At the same time, the state is among the best in the country in its federal track record to prevent erroneous eligibility determinations. "So, Louisiana showed you can maximize coverage available to children and safeguard program integrity, by significantly streamlining enrollment and retention procedures," says Mr. Dorn.
Concerns have been raised that if it's too easy to get onto Medicaid, this increases the likelihood for mistakes and fraud. "But, that is not necessarily so," says Mr. Dorn. "If you base eligibility on hard, objective data, rather than application forms, you simultaneously improve the accuracy of decisions and reduce the burden on consumers."
By using data to renew eligibility, Louisiana increased the percentage of eligible children who got health coverage and reduced the administrative cost of determining eligibility. "It also helped lead to some of the country's lowest error rates, as found by the federal government," notes Mr. Dorn.

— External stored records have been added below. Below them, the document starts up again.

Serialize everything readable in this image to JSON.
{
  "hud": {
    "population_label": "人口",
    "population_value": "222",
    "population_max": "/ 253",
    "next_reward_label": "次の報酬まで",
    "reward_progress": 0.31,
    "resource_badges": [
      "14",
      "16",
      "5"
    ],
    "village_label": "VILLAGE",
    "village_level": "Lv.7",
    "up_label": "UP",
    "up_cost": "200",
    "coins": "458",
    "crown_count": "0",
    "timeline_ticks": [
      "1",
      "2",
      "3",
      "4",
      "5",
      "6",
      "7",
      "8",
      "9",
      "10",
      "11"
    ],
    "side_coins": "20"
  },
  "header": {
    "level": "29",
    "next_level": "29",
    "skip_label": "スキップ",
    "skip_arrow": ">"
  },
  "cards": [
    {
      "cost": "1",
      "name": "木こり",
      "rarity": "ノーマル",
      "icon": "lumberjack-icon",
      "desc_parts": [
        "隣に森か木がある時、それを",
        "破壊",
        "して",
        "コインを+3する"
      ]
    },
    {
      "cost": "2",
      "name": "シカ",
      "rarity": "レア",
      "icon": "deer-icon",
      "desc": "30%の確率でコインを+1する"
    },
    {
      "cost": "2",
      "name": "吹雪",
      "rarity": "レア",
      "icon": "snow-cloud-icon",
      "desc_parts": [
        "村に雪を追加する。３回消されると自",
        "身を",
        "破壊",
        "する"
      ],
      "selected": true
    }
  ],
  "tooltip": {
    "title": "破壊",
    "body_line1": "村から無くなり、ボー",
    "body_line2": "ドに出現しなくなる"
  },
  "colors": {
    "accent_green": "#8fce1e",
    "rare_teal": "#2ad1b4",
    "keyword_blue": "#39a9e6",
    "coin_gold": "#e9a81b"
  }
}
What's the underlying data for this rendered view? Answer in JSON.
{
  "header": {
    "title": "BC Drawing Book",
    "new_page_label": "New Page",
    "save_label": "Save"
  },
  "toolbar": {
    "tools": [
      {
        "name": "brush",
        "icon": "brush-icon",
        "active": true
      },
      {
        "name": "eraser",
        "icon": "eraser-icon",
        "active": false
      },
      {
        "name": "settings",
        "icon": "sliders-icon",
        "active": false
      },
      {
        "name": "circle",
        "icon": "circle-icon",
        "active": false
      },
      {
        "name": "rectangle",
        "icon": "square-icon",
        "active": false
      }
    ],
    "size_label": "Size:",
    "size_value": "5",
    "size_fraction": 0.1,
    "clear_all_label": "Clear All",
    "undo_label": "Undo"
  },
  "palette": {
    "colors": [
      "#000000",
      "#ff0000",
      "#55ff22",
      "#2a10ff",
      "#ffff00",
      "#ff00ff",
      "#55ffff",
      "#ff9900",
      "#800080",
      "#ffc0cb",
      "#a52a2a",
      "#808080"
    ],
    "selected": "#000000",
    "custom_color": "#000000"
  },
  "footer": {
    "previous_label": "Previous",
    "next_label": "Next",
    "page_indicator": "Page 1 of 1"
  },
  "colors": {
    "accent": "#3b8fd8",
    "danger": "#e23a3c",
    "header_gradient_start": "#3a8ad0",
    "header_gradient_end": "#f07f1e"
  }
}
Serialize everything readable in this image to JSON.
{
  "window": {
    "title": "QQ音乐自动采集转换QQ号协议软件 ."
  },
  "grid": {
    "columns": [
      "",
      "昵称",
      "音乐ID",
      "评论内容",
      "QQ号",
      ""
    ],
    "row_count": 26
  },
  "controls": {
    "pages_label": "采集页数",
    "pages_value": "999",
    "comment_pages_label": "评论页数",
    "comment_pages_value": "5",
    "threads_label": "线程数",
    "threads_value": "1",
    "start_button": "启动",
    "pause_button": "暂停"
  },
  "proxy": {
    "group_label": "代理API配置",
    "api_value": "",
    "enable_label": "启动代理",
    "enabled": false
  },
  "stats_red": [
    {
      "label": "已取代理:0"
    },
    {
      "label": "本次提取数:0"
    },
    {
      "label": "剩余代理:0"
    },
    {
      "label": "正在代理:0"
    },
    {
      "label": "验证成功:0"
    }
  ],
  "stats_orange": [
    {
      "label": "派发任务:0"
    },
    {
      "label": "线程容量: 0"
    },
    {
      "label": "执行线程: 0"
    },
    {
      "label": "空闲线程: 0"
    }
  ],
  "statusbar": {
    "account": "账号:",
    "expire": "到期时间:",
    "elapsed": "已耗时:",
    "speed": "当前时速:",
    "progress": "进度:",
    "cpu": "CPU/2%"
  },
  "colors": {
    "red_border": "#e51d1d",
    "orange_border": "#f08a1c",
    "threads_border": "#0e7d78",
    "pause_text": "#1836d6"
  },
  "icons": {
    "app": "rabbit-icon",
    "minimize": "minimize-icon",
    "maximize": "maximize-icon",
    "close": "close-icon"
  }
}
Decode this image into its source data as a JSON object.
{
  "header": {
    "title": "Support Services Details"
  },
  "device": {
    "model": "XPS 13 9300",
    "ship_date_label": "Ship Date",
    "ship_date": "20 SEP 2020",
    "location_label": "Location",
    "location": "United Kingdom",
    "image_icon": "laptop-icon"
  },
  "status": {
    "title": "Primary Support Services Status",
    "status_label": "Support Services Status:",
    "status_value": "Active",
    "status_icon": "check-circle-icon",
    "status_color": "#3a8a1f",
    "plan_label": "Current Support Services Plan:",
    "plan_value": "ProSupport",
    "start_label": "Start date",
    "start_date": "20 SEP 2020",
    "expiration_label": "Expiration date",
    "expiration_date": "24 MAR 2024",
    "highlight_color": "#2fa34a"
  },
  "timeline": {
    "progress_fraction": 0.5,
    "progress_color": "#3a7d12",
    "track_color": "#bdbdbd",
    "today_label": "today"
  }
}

"To the extent you can base eligibility on good, solid data, you are protecting yourself from program integrity problems while you are sparing consumers needless paperwork," says Mr. Dorn. "This means more of them complete the process and get coverage."
States are already using data for many things, such as the Income Eligibility Verification System (IEVS), where a sample of the population is checked using data from state workforce agencies, tax records, and other sources. "So, states are moving in this direction from a program integrity standpoint," says Mr. Dorn. "These are solvable problems, but it will take resources and it will take effort. People can't sit back and wait."
Contact Mr. Dorn at (202) 261-5561 or email@example.com.